Adobe Bringing AIR To Mobile Devices, Says Goodbye To Interoperability Problems Once And For All

Adobe Bringing AIR To Mobile Devices, Says Goodbye To Interoperability ProblemsOne of the biggest announcements thus far coming out of MWC is that of Adobe, who today will announce intentions to bring its AIR platform to mobile devices- essentially halting the problem of mobile app interoperability once and for all.

With AIR running on mobile devices, Adobe is furthering its plans to allow for a “write-once, deploy-anywhere” solution for both the mobile Web and apps- something plaguing developers faced with creating an app, then porting it to a growing number of devices, OSs and platforms since the beginning.

Adobe is starting things off with a focus on Blackberry and Android devices, allowing developers to create apps that are able to store data locally on the phone, access other data on the phones such as photos, and be distributed as regular apps in the Android and Blackberry app stores.  The same apps created with Flash developer tools will even be exportable as iPhone apps, creating a truly centralized and comprehensive development platform.

Adobe wants developers to create apps using its developer tools and then output them as AIR apps for Android and Blackberry phones, native iPhone apps, or Flash apps on the Web.  The company is trying to create a ubiquitous environment for its Flash technology, and is heavily integrated with the upcoming Flash 10.1 player.  Purposed to be available during the first-half of 2010, the new Flash player will run consistently across both the desktop and many mobile browsers (except the iPhone), negating the need for “Flash Lite.”
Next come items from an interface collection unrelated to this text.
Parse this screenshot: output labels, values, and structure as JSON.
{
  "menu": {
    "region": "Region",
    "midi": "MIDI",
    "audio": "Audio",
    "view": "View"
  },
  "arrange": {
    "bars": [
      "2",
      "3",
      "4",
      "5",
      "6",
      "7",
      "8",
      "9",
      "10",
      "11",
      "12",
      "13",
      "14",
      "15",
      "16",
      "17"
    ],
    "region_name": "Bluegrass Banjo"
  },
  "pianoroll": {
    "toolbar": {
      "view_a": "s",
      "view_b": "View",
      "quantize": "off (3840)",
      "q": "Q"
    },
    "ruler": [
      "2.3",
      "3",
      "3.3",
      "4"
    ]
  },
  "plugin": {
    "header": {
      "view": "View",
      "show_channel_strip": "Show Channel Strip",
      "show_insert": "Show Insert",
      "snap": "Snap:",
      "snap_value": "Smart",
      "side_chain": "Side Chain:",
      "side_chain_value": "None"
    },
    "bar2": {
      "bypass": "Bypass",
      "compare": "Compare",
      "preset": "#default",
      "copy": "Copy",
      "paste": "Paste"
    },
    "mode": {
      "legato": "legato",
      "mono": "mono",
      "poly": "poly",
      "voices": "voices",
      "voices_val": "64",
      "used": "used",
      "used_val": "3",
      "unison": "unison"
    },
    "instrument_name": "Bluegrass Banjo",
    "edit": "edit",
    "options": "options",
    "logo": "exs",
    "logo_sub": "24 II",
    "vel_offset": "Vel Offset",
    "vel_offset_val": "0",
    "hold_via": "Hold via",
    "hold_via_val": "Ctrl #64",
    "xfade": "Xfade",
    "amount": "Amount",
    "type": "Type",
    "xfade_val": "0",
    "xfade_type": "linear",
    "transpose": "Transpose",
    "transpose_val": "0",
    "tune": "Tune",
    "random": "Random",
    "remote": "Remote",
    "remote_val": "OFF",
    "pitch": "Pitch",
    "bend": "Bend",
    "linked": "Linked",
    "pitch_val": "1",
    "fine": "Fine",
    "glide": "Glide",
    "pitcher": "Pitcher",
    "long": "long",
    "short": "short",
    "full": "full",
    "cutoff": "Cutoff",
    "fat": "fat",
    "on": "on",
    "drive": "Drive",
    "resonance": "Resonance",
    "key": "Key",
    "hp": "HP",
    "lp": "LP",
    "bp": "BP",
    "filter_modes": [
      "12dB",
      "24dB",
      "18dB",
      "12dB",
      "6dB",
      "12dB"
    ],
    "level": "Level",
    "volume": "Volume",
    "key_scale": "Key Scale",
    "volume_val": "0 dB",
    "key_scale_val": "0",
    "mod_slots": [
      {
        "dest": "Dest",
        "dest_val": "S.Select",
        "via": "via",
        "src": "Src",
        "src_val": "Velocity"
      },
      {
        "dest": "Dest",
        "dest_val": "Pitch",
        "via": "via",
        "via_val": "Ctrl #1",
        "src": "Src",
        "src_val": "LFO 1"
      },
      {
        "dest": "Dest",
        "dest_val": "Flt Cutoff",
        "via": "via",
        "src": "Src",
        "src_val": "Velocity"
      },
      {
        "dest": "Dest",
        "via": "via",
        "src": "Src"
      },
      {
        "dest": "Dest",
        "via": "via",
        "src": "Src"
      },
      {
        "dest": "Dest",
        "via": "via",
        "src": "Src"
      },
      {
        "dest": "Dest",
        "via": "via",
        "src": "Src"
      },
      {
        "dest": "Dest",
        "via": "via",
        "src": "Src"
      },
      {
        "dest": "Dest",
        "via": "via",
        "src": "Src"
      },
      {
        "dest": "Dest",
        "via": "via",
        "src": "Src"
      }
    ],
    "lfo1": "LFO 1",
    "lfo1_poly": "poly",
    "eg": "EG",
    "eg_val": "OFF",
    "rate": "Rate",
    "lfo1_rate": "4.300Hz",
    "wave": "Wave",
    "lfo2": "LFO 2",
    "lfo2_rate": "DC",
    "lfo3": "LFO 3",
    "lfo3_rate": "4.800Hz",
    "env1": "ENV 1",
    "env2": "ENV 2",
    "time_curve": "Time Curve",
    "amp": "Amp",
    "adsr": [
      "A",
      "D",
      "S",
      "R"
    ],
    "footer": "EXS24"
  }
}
Though Adobe is aggressively moving towards Flash being the go-to technology for ubiquitous deployment, Apple remains the last peg halting its plans.  Even though an estimated 7 million iPhone users attempted to download a Flash player from Adobe’s Website last year, Apple remains strong in its resistance.  With such inroads being made on Adobe’s part, it will get harder and harder for Apple to deny its user-base such functionality.

It’s obvious that Adobe can’t make peace with Apple, but instead has opted to make its Flash solution as prevalent as possible by making it a standard technology across almost all mediums.  Sooner or later, Apple will have no choice but to give in to what people want on their iPhones.  Either way, Adobe’s news is huge, and will define the future of mobile apps and what’s possible on the mobile Web – no matter what device you’re using.